→ Exercise requirements:
Records follow. Select each line holding "administrators".

→ Available records:
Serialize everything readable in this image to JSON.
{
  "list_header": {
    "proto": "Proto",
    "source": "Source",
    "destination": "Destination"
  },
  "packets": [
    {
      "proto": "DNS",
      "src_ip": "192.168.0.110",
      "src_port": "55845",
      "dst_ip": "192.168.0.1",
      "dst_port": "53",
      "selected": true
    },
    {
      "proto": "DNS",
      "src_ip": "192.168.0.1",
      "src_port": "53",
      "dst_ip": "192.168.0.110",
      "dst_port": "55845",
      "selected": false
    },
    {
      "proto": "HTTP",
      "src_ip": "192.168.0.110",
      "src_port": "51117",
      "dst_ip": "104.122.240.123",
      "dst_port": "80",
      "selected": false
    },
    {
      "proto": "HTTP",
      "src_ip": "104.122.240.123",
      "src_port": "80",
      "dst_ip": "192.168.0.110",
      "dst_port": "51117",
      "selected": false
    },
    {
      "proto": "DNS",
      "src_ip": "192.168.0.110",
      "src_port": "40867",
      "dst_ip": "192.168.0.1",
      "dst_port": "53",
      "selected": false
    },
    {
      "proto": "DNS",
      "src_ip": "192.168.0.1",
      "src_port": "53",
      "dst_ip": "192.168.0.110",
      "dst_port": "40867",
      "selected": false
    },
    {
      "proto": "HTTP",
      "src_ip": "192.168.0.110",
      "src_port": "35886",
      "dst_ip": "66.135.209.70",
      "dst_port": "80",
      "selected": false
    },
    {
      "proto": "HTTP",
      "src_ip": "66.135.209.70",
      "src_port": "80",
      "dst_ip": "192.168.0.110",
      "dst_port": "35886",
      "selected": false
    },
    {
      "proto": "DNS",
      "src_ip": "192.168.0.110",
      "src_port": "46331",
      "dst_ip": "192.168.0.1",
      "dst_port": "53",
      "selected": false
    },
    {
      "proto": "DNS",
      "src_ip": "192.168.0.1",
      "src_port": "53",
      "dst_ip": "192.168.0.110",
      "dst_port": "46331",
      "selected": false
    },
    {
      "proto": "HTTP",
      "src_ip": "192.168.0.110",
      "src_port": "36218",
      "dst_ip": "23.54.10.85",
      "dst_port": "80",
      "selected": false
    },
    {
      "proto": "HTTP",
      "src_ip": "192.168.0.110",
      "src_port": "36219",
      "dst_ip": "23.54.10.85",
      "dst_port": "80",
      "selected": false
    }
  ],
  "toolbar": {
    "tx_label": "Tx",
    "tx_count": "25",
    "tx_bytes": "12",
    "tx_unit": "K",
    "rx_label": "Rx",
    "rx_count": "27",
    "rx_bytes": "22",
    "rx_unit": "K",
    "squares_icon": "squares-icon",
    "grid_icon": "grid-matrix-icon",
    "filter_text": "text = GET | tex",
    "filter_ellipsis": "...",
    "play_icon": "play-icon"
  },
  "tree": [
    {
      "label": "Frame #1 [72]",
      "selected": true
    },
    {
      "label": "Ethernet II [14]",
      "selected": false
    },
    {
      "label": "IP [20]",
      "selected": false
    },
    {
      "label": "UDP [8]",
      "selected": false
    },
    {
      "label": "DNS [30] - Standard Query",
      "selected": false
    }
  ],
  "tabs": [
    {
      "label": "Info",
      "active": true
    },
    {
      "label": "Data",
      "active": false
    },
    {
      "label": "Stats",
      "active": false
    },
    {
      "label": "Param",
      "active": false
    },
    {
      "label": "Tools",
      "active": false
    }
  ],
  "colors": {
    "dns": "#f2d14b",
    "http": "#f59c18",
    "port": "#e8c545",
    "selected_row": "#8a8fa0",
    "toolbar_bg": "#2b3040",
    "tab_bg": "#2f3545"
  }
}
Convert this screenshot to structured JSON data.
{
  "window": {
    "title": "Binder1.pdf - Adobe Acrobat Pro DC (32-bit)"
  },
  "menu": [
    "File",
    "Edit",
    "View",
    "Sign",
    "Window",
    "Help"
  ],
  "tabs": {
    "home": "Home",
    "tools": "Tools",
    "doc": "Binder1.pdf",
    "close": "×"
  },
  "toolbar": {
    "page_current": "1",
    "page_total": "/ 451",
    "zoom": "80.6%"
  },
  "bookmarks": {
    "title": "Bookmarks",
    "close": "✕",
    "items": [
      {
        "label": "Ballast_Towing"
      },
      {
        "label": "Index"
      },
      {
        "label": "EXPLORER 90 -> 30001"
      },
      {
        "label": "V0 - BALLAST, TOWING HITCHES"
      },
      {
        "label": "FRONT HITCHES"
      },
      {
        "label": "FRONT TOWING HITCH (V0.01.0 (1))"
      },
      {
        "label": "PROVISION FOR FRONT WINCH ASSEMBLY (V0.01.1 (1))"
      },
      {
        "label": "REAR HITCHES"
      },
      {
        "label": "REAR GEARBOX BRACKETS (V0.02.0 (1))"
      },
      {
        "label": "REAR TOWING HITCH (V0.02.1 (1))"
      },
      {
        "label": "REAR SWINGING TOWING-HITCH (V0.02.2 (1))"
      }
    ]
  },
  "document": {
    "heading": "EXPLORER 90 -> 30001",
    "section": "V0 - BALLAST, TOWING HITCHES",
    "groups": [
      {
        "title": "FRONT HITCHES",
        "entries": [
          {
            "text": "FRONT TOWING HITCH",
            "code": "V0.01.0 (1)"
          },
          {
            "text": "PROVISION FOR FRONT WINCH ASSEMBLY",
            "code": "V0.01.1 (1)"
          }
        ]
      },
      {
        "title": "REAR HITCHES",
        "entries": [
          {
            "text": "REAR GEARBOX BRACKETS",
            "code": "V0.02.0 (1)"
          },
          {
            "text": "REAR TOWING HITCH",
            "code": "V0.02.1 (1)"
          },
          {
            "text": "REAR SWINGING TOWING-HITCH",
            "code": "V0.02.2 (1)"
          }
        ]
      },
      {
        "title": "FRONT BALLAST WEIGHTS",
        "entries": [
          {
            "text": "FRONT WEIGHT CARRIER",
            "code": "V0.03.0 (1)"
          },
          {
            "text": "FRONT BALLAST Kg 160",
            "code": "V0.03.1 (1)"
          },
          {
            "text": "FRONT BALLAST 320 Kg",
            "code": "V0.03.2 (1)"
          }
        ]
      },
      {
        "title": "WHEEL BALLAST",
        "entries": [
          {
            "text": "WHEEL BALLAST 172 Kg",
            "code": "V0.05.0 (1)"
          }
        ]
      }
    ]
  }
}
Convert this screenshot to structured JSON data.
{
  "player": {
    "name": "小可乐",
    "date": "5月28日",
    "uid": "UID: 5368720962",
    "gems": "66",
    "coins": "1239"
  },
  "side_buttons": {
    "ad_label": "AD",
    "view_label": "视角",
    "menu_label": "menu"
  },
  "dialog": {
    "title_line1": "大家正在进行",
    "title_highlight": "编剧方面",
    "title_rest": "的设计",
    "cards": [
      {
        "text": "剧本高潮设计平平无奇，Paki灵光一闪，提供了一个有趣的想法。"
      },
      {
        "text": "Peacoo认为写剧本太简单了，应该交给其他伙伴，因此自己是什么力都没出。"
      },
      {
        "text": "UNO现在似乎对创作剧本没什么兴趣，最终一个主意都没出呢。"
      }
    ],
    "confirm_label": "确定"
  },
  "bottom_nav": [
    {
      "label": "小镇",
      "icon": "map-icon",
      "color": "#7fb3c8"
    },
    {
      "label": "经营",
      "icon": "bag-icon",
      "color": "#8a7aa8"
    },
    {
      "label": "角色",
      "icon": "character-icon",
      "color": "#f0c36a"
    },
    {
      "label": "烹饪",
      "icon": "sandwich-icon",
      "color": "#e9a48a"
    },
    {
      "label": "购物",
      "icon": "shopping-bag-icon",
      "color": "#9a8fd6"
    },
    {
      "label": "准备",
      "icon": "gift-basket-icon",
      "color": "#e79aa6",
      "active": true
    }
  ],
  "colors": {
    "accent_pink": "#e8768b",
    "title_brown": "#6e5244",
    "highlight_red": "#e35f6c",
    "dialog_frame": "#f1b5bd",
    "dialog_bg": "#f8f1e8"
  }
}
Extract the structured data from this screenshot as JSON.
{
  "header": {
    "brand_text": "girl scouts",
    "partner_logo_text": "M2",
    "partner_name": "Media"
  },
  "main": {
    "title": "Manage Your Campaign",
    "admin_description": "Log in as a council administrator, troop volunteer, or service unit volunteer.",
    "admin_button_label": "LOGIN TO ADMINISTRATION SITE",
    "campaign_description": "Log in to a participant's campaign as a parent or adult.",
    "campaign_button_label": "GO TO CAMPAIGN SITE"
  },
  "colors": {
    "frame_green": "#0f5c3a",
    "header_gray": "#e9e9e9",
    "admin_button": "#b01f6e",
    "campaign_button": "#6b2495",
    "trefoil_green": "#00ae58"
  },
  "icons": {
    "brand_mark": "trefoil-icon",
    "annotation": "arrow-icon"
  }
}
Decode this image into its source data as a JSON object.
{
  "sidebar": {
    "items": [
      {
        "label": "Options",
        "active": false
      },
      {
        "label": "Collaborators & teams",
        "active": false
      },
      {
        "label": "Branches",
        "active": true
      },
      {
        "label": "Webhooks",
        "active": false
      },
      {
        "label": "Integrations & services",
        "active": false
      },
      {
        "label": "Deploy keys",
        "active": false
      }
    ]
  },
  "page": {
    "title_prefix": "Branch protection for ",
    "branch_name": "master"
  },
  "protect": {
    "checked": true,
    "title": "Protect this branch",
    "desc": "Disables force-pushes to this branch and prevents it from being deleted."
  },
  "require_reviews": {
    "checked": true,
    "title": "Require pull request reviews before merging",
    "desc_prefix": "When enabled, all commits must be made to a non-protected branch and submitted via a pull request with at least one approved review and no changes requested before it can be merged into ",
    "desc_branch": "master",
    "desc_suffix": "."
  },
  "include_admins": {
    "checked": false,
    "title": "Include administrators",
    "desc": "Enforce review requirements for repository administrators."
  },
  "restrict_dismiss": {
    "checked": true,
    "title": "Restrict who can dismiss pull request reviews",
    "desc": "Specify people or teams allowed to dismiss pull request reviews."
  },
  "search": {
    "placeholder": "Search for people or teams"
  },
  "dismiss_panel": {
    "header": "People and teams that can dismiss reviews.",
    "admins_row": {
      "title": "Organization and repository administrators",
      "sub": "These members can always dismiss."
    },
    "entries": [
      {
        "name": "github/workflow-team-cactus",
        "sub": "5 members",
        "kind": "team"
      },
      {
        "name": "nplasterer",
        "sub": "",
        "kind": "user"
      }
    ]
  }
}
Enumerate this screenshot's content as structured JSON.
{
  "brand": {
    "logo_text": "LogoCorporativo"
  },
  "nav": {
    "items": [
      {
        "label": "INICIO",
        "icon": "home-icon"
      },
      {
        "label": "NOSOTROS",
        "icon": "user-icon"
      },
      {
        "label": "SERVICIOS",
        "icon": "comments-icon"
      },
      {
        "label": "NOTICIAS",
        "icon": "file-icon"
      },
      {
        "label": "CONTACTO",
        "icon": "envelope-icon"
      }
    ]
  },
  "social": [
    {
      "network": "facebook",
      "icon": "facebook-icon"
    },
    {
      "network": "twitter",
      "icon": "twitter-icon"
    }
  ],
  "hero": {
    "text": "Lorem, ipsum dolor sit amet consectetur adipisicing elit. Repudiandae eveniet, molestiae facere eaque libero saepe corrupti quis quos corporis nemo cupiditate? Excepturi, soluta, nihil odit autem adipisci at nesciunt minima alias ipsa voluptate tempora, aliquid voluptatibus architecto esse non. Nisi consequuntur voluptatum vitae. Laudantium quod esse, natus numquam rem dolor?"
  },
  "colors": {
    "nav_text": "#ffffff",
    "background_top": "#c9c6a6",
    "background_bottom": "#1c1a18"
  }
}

→ Exercise result:
    "title": "Include administrators",
    "desc": "Enforce review requirements for repository administrators."
      "title": "Organization and repository administrators",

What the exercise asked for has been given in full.